As these examples show, almost all of the challenges facing the Event marketing and Event technology segments will be solved with the Physical web and Google’s Eddystone beacon format allowing for mass acceptance of proximity-based information and interaction on a large scale.

Try world’s first content and interaction platform for the physical web that will enable all of these advantages, sign up for Beeem now!

#physicalweb #eddystone #ibeacon #eventtech #iot  #tradeshows

5 reasons iBeacon fails and the Physical Web succeeds

5 reasons ibeacon fails and the physical web succeeds

Some time ago, Peter Williams, Product Director and Co-founder at Localz wrote a great piece on The top 5 reasons why iBeacon projects fail. A lot of things happened in the short time since the post was published, Google launched their own Eddystone beacon format, and the cancellation Google HERE service inside Google Maps was leaked. These stories are just the icing of the cake for the retail and event technology industry space that is clearly booming.

In this post, we will take a look at the current situation in the beacon technology space. With the concept of the physical web, we can go further in analysis and explore the newest technology trends. How does the advent of the physical web change the situation in the Retail, Event technology and the entire IoT landscape?

1. There’s no real benefit

The physical web will make trying to make people install our app for no apparent reason to them a thing of the past: the offered functionality and the benefit to the visitors or customers will be perfectly clear from the start. The interaction inside the physical web site will be a breeze!

2. It’s an isolated experience

The use of the web has become commonplace in almost all sectors of life. The expansion of the web to physical spaces will make using our prior knowledge of our visitor or customer a much easier and way less expensive task! Integrating a payment gateway, an omnichannel commerce engine or your social media is trivial and will enhance functionality to never before seen levels.

3. Reliance on a single technology

iOS versions SOURCE: AppleAndroid version breakdownAs time goes on, both iOS and Android make strides in their platforms that continually increase the penetration of BlueTooth. As more and more BlueTooth 4 devices are out there, the power management worries are going to fade away quickly. Both platform vendors are strongly pushing BlueTooth to be turned on. For example, iOS is warning users in their settings menu. And Android is allowing for the BlueTooth radio to be turned on by an app if required.

4. Lack of integration to what already exists

This part is most likely the biggest advance the physical web is making in relation to apps: the World-Wide-Web had a phenomenal 25 years since it’s inception. This run of success can be attributed to the strength and flexibility of the web to be an application platform. And the same thing will happen on mobile. To quote from the World Wide Web Consortium’s latest document on Standards for Web Applications on Mobile:
“Web technologies have become powerful enough that they are used to build full-featured applications; this has been true for many years in the desktop and laptop computer realm, but is increasingly so on mobile devices as well.”
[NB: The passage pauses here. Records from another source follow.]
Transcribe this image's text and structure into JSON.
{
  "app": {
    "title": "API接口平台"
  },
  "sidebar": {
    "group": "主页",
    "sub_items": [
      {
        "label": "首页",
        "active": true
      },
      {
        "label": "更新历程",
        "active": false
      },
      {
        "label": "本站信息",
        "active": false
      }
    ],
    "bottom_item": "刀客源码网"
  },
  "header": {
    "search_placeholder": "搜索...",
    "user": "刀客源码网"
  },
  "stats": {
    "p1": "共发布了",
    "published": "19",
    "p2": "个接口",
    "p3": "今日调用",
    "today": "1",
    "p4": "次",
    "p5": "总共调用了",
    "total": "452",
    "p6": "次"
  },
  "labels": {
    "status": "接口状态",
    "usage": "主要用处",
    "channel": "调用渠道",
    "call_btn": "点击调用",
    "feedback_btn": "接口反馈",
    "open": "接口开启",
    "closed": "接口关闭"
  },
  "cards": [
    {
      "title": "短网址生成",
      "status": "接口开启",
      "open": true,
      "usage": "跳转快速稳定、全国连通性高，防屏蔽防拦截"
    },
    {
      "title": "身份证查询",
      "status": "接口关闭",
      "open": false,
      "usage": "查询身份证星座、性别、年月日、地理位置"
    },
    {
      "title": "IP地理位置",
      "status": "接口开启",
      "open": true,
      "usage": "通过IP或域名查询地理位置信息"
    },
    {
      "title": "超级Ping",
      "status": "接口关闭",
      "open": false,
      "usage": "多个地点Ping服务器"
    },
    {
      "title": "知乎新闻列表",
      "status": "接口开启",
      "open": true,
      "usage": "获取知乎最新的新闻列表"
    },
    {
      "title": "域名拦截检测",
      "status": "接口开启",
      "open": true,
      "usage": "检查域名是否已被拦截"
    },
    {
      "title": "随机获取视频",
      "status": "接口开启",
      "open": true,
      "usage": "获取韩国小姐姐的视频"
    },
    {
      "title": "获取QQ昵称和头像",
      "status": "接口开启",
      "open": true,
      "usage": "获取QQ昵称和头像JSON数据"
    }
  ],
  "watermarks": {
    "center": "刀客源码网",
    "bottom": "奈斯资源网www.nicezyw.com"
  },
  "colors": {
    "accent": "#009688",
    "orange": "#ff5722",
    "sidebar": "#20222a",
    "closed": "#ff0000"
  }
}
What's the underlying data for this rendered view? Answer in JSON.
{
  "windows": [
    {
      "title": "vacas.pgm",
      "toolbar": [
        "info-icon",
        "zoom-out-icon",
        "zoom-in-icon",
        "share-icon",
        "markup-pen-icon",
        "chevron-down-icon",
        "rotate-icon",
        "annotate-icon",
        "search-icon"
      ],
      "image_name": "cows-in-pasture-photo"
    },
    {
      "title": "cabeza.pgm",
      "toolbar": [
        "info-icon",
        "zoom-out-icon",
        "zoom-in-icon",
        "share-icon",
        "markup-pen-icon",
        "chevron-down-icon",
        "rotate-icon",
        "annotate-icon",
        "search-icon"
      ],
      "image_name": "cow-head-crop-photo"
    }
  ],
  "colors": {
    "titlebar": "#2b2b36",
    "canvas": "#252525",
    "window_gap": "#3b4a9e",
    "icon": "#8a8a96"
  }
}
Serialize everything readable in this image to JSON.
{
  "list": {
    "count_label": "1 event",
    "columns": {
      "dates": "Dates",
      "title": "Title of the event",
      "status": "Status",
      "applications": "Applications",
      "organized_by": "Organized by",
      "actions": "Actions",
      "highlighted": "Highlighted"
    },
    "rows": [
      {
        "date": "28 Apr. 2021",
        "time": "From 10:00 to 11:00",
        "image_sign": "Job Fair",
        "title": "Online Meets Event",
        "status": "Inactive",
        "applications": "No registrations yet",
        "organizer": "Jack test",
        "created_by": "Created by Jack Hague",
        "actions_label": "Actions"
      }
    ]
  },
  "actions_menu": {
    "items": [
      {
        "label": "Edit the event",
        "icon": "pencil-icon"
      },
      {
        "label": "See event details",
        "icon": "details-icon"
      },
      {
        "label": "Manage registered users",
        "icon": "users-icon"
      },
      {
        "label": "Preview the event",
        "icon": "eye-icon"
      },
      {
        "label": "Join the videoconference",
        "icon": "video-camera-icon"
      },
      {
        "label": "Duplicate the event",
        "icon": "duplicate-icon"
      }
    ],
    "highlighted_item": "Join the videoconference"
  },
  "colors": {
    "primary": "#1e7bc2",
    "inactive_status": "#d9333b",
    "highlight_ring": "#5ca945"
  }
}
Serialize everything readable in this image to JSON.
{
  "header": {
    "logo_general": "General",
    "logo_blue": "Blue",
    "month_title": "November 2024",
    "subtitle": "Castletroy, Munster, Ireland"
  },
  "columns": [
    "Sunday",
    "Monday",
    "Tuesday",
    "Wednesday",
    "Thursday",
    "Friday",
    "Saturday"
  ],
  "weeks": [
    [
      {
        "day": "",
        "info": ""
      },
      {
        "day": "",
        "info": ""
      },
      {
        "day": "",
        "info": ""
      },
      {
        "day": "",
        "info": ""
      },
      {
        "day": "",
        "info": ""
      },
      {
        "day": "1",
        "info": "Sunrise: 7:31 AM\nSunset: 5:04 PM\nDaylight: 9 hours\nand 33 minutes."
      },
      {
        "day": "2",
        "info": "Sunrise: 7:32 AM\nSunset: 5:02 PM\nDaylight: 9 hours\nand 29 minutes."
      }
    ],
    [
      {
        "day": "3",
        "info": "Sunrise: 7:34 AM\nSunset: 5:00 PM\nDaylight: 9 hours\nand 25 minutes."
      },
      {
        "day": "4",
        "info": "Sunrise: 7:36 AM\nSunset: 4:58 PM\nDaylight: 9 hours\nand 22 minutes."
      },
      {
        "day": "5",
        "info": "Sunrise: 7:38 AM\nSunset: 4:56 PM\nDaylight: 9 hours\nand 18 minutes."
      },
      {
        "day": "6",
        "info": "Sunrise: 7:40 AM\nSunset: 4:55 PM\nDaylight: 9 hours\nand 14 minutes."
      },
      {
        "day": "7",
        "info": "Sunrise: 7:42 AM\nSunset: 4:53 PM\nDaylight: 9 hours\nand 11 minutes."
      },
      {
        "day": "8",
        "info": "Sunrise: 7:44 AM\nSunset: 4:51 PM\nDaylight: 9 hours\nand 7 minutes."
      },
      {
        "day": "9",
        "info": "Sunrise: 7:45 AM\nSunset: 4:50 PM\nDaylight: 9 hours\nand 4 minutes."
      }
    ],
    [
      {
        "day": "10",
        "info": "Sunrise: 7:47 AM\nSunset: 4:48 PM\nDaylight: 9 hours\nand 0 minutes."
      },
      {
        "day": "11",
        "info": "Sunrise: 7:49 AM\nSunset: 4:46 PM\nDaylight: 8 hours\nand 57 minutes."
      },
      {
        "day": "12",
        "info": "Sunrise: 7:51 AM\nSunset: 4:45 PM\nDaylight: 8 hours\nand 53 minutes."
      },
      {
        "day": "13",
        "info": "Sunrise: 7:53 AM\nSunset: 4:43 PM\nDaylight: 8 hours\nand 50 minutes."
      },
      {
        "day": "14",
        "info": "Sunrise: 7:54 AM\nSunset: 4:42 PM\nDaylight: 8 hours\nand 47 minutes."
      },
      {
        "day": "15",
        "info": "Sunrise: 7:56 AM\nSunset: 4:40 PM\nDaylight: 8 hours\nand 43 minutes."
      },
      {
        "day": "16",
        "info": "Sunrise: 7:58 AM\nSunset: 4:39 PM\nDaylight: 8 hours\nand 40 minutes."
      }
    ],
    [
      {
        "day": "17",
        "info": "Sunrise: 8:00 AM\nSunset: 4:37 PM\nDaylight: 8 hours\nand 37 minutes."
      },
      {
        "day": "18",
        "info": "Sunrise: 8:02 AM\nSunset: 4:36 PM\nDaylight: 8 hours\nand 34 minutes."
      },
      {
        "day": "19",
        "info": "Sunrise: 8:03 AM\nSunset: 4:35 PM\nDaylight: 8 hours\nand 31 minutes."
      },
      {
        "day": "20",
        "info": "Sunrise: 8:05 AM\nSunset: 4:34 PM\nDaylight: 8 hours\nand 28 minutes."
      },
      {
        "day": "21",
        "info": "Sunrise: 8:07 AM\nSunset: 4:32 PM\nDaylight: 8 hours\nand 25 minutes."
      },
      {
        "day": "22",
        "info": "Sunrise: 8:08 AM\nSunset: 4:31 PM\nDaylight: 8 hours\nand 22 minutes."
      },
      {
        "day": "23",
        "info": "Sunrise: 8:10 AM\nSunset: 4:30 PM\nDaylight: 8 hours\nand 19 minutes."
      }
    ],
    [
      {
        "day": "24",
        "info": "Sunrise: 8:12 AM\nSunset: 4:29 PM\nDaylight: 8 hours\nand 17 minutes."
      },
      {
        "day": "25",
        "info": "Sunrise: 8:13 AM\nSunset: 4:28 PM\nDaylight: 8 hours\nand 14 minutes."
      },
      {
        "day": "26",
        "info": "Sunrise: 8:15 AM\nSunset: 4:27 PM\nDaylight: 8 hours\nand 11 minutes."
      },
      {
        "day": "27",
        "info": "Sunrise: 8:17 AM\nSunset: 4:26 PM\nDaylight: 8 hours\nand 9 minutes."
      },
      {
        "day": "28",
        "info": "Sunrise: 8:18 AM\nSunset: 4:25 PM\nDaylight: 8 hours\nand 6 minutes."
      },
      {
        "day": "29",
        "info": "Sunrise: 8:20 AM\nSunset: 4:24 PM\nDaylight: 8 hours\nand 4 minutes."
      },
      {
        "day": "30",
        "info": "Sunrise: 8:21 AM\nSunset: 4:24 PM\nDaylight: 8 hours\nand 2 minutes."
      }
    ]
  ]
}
5. Security & privacy non-compliance

Creating proximity-based interaction will no longer be a threat to security. Using standard web technologies will provide the same level of security we have enjoyed on the web for years. The same principals and legal background can be applied to your physical web content as your current content on the web. The use of standard web technologies has raised the bar in IT security. The use of apps will no longer create a hole in the privacy and security compliance domain of your IT strategy.

As these examples show, the Physical web and Google’s Eddystone beacon format will solve almost all of the challenges facing the Retail and Event marketing segments allowing for mass acceptance of proximity-based information and interaction on a large scale.

Try world’s first content and interaction platform for the physical web that will enable all of these advantages, sign up for Beeem now!

#physicalweb #eddystone #ibeacon #eventtech #retail #festivals #iot  #tradeshows